TASK MATERIAL:

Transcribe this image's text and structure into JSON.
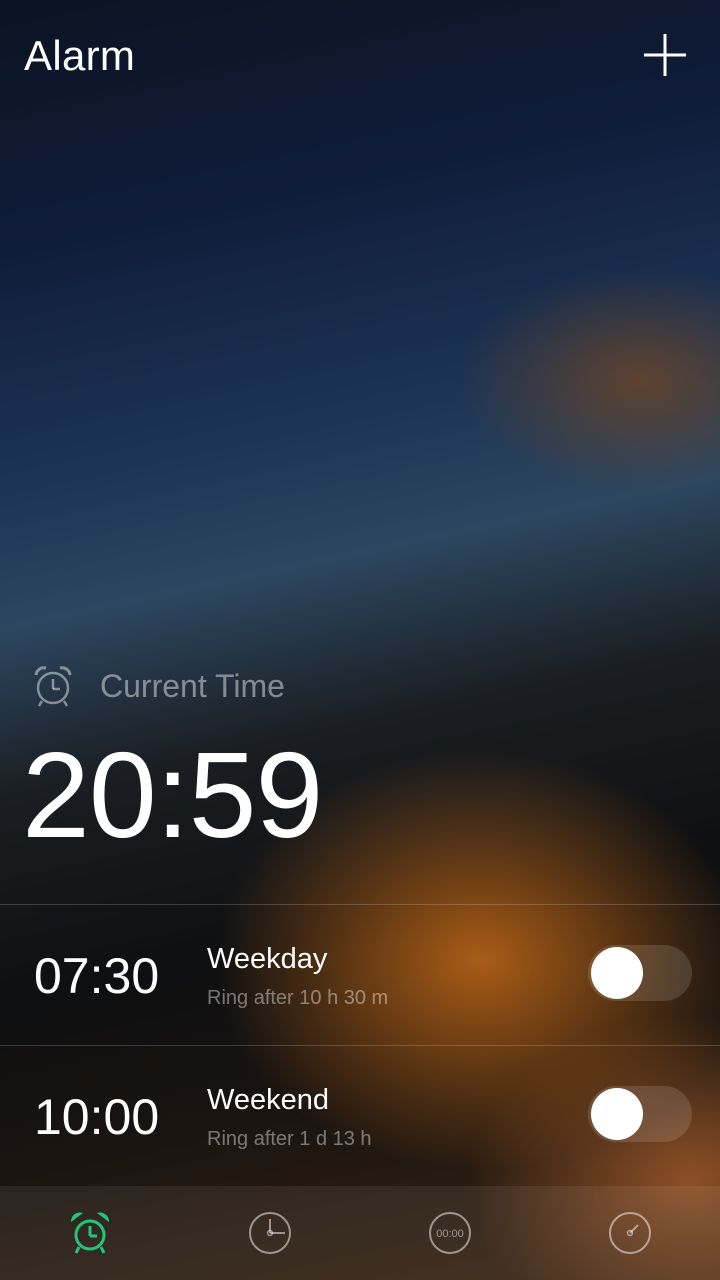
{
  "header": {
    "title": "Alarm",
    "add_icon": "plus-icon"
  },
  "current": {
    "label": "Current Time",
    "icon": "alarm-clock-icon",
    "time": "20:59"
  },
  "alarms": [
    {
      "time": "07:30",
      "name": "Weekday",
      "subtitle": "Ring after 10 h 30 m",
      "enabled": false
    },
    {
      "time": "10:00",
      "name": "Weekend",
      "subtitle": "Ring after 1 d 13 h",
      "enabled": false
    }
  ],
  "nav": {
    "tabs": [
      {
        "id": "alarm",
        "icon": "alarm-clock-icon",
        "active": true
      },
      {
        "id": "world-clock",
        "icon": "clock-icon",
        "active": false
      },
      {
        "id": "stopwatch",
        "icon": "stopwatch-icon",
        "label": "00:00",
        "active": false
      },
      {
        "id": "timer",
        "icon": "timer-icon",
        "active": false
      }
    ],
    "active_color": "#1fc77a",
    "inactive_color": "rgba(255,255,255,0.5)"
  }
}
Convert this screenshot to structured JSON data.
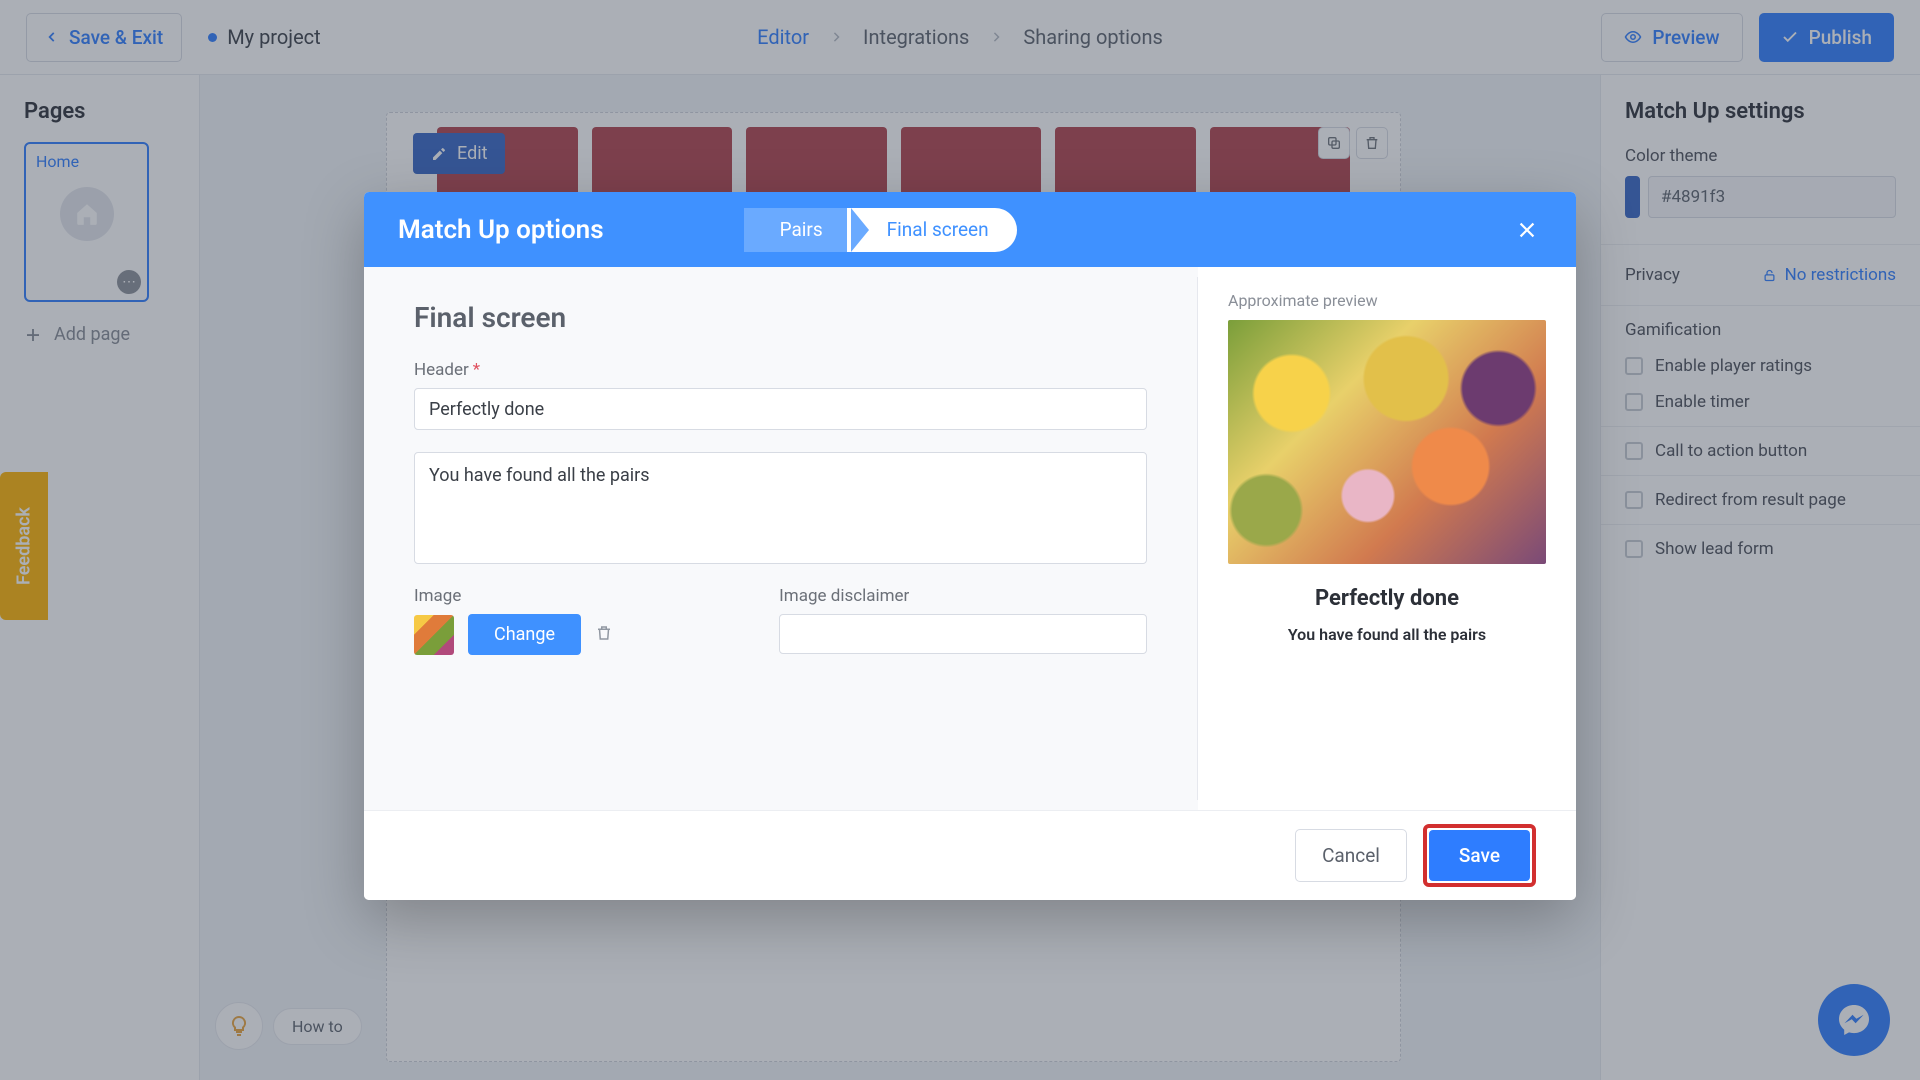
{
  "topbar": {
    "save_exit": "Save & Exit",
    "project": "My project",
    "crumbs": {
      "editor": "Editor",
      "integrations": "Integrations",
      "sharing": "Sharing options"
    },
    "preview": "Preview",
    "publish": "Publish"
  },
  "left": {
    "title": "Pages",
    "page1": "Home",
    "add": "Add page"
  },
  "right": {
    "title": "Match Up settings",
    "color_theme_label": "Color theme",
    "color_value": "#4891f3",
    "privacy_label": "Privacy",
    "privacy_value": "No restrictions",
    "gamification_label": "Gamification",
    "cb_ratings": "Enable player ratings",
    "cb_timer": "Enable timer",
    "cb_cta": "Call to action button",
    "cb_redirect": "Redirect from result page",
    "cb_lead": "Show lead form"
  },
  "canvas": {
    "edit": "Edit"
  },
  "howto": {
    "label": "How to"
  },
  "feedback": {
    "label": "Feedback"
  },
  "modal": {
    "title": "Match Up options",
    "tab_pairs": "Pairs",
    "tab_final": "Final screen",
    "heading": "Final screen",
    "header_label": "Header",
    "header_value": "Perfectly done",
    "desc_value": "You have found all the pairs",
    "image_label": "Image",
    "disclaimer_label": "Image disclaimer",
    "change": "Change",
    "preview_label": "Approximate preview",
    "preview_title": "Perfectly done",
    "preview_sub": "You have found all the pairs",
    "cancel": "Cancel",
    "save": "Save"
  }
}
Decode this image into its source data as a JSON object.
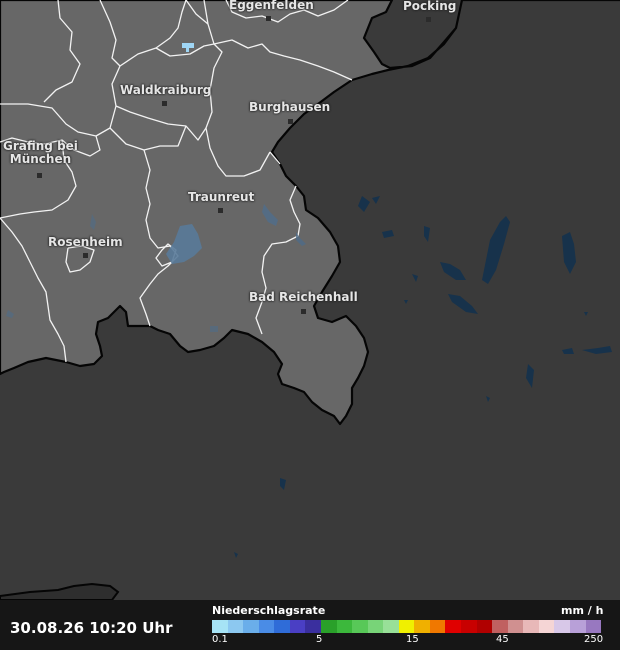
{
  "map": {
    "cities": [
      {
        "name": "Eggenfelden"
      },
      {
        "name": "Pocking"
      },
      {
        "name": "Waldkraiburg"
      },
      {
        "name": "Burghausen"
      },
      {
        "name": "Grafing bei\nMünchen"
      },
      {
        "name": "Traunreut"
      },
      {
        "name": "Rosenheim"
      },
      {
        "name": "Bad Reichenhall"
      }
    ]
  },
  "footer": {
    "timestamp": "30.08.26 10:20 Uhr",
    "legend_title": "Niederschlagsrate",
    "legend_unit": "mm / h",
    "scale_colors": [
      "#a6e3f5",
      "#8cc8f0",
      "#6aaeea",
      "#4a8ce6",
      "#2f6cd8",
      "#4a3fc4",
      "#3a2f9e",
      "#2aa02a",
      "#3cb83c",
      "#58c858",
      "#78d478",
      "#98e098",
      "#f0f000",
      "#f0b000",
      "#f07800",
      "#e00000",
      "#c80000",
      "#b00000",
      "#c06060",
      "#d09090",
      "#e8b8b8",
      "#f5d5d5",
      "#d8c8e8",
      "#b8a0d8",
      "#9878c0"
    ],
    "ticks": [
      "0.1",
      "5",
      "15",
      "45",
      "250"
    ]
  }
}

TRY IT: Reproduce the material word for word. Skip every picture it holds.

WRITTEN RESPONSE:
Transcribe this image's text and structure into JSON.
{
  "header": {
    "title": "Alarm",
    "add_icon": "plus-icon"
  },
  "current": {
    "label": "Current Time",
    "icon": "alarm-clock-icon",
    "time": "20:59"
  },
  "alarms": [
    {
      "time": "07:30",
      "name": "Weekday",
      "subtitle": "Ring after 10 h 30 m",
      "enabled": false
    },
    {
      "time": "10:00",
      "name": "Weekend",
      "subtitle": "Ring after 1 d 13 h",
      "enabled": false
    }
  ],
  "nav": {
    "tabs": [
      {
        "id": "alarm",
        "icon": "alarm-clock-icon",
        "active": true
      },
      {
        "id": "world-clock",
        "icon": "clock-icon",
        "active": false
      },
      {
        "id": "stopwatch",
        "icon": "stopwatch-icon",
        "label": "00:00",
        "active": false
      },
      {
        "id": "timer",
        "icon": "timer-icon",
        "active": false
      }
    ],
    "active_color": "#1fc77a",
    "inactive_color": "rgba(255,255,255,0.5)"
  }
}
Convert this screenshot to structured JSON data.
{
  "topbar": {
    "save_exit": "Save & Exit",
    "project": "My project",
    "crumbs": {
      "editor": "Editor",
      "integrations": "Integrations",
      "sharing": "Sharing options"
    },
    "preview": "Preview",
    "publish": "Publish"
  },
  "left": {
    "title": "Pages",
    "page1": "Home",
    "add": "Add page"
  },
  "right": {
    "title": "Match Up settings",
    "color_theme_label": "Color theme",
    "color_value": "#4891f3",
    "privacy_label": "Privacy",
    "privacy_value": "No restrictions",
    "gamification_label": "Gamification",
    "cb_ratings": "Enable player ratings",
    "cb_timer": "Enable timer",
    "cb_cta": "Call to action button",
    "cb_redirect": "Redirect from result page",
    "cb_lead": "Show lead form"
  },
  "canvas": {
    "edit": "Edit"
  },
  "howto": {
    "label": "How to"
  },
  "feedback": {
    "label": "Feedback"
  },
  "modal": {
    "title": "Match Up options",
    "tab_pairs": "Pairs",
    "tab_final": "Final screen",
    "heading": "Final screen",
    "header_label": "Header",
    "header_value": "Perfectly done",
    "desc_value": "You have found all the pairs",
    "image_label": "Image",
    "disclaimer_label": "Image disclaimer",
    "change": "Change",
    "preview_label": "Approximate preview",
    "preview_title": "Perfectly done",
    "preview_sub": "You have found all the pairs",
    "cancel": "Cancel",
    "save": "Save"
  }
}
Decode this image into its source data as a JSON object.
{
  "map": {
    "cities": [
      {
        "name": "Eggenfelden"
      },
      {
        "name": "Pocking"
      },
      {
        "name": "Waldkraiburg"
      },
      {
        "name": "Burghausen"
      },
      {
        "name": "Grafing bei\nMünchen"
      },
      {
        "name": "Traunreut"
      },
      {
        "name": "Rosenheim"
      },
      {
        "name": "Bad Reichenhall"
      }
    ]
  },
  "footer": {
    "timestamp": "30.08.26 10:20 Uhr",
    "legend_title": "Niederschlagsrate",
    "legend_unit": "mm / h",
    "scale_colors": [
      "#a6e3f5",
      "#8cc8f0",
      "#6aaeea",
      "#4a8ce6",
      "#2f6cd8",
      "#4a3fc4",
      "#3a2f9e",
      "#2aa02a",
      "#3cb83c",
      "#58c858",
      "#78d478",
      "#98e098",
      "#f0f000",
      "#f0b000",
      "#f07800",
      "#e00000",
      "#c80000",
      "#b00000",
      "#c06060",
      "#d09090",
      "#e8b8b8",
      "#f5d5d5",
      "#d8c8e8",
      "#b8a0d8",
      "#9878c0"
    ],
    "ticks": [
      "0.1",
      "5",
      "15",
      "45",
      "250"
    ]
  }
}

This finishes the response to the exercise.